"We guess he was abandoned because of his teeth but we have sorted them and they are nice and shiny now!” 

Cat section supervisor Hayley Collins and her team look after around 120 cats. 

“We are finding a lot more cats aren’t neutered due to the expense and that brings their own problems,” said Hayley. 

“Kittens are surprisingly harder to rehome at the moment, people just aren’t adopting animals like they were.” 

Maintenance co-irdinator Dan Walmsley said his job has got harder with the rising costs. 

He said: “All materials have shot through the roof. We need materials to keep the site going but it is a lot more expensive now to buy what we need.” 

Bleakholt has a few celebrity admirers, including singer Lisa Stansfield who said recently she comes to tickle the pigs, actress Maxine Peake has attended open day events and former soap star Gemma is a big supporter in her role as President. 

“Like everyone we are having to watch what we are spending,” said Karen. “However, the animals always come first at Bleakholt.” 

Bleakholt was started in 1957 with Olive Lomas saving a donkey, Maudie, from slaughter; it became a charity in 1968 and has been growing and developing since then. 

Now in their 65th year of existence, the staff are trying to make sure Bleakholt remains for at least another 65 years as they battle through a tough period. 

They are bidding to make their site as environmentally friendly as possible, 8,500 trees will be planted in November to help with wildlife in the area and they are hoping to find grants or fundraise around £270,000 so the sanctuary can run on renewable energy. 

They already make their own hay to save money and have applied for grants and donations which have helped them develop the sanctuary over the last few years with new modern dog kennels, which were opened in November 2018 and have under floor heating, an £18,000 kitten room as well as a £75,000 cattery redevelopment which was officially opened earlier this year by Bleakholt President, Hits Radio star Gemma Atkinson. 
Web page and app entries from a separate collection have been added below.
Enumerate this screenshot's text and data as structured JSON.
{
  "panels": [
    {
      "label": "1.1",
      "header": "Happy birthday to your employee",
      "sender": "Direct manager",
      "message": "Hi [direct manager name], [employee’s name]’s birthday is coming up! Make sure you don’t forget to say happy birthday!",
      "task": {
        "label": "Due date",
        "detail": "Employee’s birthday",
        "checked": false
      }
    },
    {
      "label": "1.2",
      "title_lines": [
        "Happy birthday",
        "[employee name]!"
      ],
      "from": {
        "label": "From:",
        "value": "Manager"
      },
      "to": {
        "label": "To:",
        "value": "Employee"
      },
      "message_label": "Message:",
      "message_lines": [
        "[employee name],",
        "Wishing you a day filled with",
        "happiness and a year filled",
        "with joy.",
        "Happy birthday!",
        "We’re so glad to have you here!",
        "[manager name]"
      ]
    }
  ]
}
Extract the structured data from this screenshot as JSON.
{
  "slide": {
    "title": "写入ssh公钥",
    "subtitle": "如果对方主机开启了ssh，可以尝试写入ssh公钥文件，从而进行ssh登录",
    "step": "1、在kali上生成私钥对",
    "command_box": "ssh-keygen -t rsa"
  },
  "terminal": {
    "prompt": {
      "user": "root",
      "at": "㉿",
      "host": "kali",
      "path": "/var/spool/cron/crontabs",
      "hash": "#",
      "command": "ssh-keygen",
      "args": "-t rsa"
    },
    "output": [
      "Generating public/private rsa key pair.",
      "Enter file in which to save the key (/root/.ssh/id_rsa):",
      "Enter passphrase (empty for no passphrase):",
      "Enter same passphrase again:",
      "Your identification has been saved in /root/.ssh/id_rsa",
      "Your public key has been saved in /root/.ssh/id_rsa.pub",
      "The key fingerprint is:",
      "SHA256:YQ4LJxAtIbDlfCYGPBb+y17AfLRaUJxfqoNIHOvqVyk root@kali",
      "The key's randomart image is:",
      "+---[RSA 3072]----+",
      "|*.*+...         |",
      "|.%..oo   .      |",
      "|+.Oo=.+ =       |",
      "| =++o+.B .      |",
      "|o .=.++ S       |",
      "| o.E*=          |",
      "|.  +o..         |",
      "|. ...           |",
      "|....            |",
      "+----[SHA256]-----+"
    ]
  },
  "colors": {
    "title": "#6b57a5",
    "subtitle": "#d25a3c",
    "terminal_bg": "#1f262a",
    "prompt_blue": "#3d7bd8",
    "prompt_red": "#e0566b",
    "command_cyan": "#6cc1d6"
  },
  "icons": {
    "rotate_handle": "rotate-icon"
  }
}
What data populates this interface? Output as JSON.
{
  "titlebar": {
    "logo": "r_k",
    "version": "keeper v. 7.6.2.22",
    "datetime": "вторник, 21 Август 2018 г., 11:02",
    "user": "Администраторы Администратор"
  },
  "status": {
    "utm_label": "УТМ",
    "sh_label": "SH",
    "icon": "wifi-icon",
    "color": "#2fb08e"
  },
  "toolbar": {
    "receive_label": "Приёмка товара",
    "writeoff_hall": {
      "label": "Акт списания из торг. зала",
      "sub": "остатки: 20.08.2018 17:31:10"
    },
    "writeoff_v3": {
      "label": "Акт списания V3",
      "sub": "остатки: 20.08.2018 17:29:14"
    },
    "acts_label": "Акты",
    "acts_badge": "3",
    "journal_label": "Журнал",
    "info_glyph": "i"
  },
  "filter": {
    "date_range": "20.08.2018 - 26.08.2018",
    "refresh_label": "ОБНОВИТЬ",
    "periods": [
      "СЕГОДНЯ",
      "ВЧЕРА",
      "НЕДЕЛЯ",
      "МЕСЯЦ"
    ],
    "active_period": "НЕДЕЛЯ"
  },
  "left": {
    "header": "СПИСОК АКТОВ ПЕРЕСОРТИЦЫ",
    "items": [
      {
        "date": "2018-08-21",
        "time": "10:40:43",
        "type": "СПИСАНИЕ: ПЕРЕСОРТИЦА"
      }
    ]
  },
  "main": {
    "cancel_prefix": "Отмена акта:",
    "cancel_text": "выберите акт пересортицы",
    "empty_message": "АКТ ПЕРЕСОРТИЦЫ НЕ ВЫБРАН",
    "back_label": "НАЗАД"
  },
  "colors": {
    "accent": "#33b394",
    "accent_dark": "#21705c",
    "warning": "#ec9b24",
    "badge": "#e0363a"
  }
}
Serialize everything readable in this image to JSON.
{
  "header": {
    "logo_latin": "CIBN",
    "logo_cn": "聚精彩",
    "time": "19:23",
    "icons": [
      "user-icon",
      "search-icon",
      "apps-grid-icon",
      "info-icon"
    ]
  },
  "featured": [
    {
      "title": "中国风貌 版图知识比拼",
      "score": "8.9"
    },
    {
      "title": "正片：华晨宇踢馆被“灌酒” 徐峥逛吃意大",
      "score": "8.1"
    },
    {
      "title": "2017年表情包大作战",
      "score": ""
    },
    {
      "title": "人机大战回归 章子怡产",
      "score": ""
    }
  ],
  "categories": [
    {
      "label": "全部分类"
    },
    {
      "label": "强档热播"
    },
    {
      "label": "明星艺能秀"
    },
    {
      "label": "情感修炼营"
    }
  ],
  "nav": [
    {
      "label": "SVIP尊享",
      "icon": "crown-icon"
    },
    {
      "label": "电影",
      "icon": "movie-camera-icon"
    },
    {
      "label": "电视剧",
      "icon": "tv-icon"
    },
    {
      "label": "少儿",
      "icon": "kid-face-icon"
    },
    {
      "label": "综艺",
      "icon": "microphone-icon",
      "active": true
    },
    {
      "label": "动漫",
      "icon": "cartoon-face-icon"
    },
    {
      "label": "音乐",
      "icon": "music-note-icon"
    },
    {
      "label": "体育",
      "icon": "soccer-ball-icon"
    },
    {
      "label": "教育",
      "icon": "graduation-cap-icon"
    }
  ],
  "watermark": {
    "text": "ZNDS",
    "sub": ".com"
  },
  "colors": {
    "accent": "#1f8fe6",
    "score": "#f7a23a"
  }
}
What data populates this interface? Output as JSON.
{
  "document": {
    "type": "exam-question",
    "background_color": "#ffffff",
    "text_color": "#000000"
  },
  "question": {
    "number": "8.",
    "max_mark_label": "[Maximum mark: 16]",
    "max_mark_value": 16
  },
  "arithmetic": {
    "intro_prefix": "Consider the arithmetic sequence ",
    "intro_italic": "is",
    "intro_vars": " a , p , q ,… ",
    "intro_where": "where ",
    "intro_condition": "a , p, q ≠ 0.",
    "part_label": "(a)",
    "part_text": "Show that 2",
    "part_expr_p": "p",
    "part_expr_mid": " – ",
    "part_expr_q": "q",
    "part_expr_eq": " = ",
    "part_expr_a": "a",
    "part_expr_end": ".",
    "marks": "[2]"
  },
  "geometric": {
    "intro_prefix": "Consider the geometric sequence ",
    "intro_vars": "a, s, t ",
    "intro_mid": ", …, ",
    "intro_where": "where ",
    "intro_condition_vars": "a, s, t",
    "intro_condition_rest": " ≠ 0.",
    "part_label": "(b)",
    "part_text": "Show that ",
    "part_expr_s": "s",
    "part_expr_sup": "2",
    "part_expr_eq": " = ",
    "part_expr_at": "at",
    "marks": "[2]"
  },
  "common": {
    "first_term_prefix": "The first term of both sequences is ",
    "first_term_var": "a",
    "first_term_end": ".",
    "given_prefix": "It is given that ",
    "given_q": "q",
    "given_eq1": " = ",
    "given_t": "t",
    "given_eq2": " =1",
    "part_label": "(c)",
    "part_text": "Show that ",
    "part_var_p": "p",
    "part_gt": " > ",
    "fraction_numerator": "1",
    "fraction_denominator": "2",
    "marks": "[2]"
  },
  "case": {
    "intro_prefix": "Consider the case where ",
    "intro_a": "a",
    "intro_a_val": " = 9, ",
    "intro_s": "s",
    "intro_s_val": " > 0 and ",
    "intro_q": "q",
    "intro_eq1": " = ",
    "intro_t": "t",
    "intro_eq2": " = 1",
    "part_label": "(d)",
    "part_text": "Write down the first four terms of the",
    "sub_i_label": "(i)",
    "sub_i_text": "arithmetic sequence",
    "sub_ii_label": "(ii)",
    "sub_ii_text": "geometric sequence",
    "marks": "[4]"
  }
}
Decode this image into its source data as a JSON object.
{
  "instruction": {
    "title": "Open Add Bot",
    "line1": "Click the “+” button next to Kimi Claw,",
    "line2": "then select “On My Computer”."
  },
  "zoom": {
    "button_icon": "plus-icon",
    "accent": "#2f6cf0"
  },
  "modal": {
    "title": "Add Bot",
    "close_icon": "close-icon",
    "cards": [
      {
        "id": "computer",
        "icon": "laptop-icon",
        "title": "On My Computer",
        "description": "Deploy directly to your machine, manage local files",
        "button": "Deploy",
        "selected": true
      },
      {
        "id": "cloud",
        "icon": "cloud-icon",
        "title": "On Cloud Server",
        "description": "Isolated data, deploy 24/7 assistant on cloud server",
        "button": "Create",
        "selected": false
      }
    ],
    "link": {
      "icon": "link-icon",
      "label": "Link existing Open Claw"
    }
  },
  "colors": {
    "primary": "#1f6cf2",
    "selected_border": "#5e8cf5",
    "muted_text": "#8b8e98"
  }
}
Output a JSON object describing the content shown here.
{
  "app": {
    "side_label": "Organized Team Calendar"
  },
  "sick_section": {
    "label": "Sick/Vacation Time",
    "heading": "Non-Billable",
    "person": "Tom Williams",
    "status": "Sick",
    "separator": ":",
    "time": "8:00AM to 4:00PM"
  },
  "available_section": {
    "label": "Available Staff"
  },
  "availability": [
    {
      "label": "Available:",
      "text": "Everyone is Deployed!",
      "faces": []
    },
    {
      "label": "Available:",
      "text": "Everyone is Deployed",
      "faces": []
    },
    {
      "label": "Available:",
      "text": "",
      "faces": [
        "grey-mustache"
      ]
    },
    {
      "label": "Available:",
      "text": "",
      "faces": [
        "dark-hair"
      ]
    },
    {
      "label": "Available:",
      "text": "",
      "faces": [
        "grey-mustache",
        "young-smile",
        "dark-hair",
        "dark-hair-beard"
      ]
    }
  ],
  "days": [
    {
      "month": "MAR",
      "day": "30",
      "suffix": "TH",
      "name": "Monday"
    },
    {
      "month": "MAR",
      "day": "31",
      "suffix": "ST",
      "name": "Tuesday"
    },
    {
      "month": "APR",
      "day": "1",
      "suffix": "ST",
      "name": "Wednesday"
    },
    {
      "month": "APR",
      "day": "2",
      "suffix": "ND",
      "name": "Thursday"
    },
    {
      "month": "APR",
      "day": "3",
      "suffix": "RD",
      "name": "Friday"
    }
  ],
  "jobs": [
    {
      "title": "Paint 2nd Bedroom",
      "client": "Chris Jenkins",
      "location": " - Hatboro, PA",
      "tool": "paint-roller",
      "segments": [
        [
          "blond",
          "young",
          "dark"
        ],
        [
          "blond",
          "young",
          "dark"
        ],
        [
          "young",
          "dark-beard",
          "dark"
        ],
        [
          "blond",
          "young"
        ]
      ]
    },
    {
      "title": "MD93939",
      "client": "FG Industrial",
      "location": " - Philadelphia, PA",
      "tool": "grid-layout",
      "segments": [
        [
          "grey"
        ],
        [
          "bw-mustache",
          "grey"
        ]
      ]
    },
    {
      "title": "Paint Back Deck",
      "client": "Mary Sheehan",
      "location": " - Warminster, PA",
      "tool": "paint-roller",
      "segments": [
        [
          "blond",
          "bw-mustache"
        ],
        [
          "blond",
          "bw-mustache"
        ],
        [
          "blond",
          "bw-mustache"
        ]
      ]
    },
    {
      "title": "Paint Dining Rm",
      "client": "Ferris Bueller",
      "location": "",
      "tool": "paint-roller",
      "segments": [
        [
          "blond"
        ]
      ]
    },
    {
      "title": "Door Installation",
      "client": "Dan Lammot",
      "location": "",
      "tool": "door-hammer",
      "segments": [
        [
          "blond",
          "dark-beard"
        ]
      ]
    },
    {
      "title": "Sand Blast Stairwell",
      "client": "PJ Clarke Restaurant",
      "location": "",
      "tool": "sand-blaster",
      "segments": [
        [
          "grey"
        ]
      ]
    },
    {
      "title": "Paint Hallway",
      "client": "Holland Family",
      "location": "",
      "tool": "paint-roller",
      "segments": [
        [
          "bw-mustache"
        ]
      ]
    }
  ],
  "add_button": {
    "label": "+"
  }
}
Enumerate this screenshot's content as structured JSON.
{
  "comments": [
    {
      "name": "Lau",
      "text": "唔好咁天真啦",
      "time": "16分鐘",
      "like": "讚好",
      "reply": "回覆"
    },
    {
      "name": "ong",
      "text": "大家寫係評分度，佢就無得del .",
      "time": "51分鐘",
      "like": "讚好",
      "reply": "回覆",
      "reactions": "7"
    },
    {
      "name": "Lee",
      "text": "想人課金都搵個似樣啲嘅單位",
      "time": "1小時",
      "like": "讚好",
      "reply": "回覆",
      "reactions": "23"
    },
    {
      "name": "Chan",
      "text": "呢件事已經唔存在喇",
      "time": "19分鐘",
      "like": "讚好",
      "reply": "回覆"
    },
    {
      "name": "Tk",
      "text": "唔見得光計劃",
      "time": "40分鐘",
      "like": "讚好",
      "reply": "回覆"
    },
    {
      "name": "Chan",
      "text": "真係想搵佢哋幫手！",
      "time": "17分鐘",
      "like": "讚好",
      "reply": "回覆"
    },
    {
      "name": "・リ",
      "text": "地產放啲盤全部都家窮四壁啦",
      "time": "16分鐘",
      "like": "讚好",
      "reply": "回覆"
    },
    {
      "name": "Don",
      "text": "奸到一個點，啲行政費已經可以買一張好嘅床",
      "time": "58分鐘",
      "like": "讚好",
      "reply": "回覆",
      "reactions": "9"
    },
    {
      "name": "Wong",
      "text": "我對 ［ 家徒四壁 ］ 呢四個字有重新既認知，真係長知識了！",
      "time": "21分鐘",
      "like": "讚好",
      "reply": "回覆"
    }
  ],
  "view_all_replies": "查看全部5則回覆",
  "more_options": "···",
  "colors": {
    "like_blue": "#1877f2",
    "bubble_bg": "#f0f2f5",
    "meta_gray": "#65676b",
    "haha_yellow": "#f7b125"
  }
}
Karen said: “We have charity shops in Ramsbottom and Bury and have just opened a shop in Bacup, selling furniture as well as the usual charity items.

Lancashire Telegraph: Karen Weed with rescue dog, PickleKaren Weed with rescue dog, Pickle (Image: Bleakholt Animal Sanctuary)

“It’s always a test when you open a new shop as we are reliant on volunteers to help us but thankfully we have got a good group of volunteers, although we are always looking for more. 

“We also hold fundraising events such as our Halloween Spooky Family Fun Day on October 30, we always have our annual Christmas Shoebox appeal which is well-supported and hold our Open Days which are always well-attended but we understand people are struggling too.

"Ways to help the sanctuary without costing anything, are by choosing Bleakholt as your chosen charity through Amazon Smile and Pets at Home VIP Club.”